  20. One Way Out • Let the beingSprayed methods call other methods inthe Poison classes • Call them sprayIt() • Param types are with Insect and Ant • Put the print statements into the Poison (Visitor) classes

  21. We Obtain Poison Insect Spray(Insect) beingSprayed(Poison) SprayIt(Insect) SprayIt(Ant) print statements Ant AntPoison beingSprayed(Poison) SprayIt(Insect) SprayIt(Ant) Visitor Object Structure

  22. Now Simplify • The above is the general solution to double dispatch • It is too general for our purposes • Make Insect and Poison abstract • Begin with the Object Structure and eliminate Spray() from Poison • SprayIt(Insect) is never called, so eliminate • We obtain

  23. Poison Insect beingSprayed(Poison) SprayIt(Ant) Ant Ant beingSprayed(Poison) SprayIt(Ant) Visitor Object Structure Poison.sprayIt(this)

  24. Now Add the Roaches • Call beingSprayed() sprayAnt(), because Insect is abstract • You will need 2 methods, sprayAnt(Ant) as well as sprayRoach(Roach) in Poison • Note the excess baggage, e.g. spraying a roach with ant poison

  25. The Visitor Pattern • Is a GoF Pattern • Purpose: To implement operations on the objects of a structure without keeping those operations in the object themselves • Key Idea: The operations that are executed depend on both the type of the operation and the type of the node to which it is applied • Advantage: Extension is dead easy • Disadvantage: Methods grow like weeds

  26. In Our Case • Insectis the object structure • Poison is the visitor • Note the duplication in code—dangerous! • The Insect classes have to know about the Poison classes • There is a better way! • Do a double bounce

  27. Structure of the Visitor Poison sprayAnt(Ant); sprayRoach(Roach); AntPoison sprayAnt(Ant); sprayRoach(Roach); RoachPoison sprayAnt(Ant); sprayRoach(Roach);

  28. The Visitor Pattern • Main idea: use an iterator or traversal to visit each node of the object structure and visit it with the corresponding node of the visitor structure • The object structure classes have no knowledge of the visitor classes • What gets carried out depends on two things • The type of the visitor • The type of the object node • Hence double dispatch

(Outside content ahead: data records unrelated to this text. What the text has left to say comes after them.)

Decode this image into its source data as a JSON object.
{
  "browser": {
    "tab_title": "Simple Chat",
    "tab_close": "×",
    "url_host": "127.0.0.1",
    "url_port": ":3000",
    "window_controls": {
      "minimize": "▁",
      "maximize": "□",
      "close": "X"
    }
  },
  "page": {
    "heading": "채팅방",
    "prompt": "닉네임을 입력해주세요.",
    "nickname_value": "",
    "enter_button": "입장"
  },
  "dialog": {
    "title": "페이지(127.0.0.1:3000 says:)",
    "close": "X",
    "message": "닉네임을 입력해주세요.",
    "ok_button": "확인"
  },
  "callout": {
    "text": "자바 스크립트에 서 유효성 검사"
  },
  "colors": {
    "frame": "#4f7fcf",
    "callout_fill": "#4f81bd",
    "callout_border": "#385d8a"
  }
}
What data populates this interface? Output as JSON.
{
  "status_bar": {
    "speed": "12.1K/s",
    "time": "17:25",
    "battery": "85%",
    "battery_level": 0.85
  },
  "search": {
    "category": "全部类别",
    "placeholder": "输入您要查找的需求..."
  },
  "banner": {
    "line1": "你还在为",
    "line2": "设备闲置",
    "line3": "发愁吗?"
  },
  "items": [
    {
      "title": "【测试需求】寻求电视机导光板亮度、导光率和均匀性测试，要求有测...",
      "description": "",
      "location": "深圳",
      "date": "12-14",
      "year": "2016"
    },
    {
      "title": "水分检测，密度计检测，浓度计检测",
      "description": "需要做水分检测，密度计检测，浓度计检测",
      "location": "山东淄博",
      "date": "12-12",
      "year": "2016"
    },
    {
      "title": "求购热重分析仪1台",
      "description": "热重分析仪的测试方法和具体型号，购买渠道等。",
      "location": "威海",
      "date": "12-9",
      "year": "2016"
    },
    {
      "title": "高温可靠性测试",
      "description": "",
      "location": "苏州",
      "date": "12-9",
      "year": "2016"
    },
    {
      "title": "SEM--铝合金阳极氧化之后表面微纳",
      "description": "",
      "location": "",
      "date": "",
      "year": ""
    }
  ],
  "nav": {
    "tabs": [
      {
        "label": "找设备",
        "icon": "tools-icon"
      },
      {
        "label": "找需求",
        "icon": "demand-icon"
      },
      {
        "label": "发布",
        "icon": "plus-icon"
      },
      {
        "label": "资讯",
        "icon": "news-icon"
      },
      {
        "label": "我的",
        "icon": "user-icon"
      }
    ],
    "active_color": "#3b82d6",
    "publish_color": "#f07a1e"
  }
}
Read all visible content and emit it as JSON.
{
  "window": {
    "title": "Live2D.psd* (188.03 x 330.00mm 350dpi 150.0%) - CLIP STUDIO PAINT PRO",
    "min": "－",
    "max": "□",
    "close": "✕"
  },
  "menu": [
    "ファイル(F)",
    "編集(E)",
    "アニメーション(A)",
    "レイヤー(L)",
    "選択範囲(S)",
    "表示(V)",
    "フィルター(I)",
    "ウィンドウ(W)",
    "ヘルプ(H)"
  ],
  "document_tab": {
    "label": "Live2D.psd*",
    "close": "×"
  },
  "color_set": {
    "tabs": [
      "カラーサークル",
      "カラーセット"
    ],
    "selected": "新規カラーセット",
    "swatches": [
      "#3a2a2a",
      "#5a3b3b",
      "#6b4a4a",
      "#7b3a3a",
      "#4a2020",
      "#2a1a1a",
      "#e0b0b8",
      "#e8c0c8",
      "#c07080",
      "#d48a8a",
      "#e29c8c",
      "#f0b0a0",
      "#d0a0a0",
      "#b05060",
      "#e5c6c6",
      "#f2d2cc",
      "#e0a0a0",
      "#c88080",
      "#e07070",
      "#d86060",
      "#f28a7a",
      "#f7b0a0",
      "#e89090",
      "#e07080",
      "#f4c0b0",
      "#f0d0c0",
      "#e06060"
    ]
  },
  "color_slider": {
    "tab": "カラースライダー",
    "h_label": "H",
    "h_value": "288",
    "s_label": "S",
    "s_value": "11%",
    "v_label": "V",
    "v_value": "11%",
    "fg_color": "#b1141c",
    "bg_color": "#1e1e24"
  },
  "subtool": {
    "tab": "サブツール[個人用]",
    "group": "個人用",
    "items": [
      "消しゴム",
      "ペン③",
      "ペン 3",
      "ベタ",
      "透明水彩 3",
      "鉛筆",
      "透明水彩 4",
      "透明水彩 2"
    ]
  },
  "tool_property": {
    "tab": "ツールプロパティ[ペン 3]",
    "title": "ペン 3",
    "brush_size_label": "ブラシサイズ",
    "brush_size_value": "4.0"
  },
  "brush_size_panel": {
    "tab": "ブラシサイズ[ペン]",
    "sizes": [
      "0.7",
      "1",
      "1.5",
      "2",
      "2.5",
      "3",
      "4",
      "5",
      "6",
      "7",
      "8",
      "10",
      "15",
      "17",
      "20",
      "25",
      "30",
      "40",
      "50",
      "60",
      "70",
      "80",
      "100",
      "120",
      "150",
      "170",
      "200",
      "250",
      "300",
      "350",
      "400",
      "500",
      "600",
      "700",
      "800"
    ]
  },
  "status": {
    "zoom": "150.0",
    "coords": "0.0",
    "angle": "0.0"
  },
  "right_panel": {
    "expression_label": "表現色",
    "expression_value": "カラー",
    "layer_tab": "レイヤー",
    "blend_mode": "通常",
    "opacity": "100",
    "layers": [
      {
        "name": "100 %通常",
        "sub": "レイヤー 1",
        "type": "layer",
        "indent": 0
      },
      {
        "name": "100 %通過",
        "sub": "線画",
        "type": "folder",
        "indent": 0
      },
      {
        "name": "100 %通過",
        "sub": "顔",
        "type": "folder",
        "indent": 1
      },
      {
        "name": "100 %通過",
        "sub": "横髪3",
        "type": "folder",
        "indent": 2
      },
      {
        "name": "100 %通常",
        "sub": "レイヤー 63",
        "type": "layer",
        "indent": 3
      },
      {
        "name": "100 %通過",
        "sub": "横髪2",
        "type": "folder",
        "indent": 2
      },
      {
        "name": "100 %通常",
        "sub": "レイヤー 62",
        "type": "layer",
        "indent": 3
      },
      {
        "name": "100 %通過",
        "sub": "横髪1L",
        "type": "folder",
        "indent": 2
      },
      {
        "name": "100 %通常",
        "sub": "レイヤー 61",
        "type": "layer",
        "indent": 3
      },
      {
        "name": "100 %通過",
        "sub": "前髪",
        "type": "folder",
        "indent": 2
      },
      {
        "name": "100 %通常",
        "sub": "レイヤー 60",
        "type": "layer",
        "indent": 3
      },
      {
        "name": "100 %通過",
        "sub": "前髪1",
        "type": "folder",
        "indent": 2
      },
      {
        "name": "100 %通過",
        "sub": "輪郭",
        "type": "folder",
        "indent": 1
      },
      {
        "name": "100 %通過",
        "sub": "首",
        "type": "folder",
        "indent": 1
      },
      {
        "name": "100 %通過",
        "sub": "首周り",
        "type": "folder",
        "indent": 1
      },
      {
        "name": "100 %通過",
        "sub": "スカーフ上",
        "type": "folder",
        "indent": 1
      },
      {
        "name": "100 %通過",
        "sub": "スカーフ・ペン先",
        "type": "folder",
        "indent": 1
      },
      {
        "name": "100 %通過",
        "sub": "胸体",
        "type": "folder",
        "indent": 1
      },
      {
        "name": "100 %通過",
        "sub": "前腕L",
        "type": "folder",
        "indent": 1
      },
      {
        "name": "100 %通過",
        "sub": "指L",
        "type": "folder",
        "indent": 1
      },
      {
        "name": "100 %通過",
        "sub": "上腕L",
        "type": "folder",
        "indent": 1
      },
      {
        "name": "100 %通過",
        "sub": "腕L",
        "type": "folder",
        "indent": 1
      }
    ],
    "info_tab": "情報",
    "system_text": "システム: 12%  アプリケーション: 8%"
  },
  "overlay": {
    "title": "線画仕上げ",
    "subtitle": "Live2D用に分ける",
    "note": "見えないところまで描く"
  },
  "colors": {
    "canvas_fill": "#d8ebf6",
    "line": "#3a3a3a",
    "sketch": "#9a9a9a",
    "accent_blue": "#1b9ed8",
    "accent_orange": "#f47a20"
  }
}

  29. Object Structure Visited Insect getSprayed(Poison); Ant getSprayed(Poison p) Roach getSprayed(Poison p) p.sprayAnt(this); p.sprayRoach(this);

  30. Structure of the Visitor Pattern Visitor VisitConcreteElementA(ConcreteElementA) VisitConcreteElementB(ConcreteElementB) ConcreteVisitor1 ConcreteVisitor2 VisitConcreteElementA(ConcreteElementA) VisitConcreteElementA(ConcreteElementA) VisitConcreteElementB(ConcreteElementB) VisitConcreteElementB(ConcreteElementB) The Visitor

  31. Object Structure Element ObjectStructure Accept(Visitor) ConcreteElementA ConcreteElementA Accept(Visitor v) Accept(Visitor v) OperationA() OperationB() v->VisitConcreteElementA(this) v->VisitConcreteElementB(this)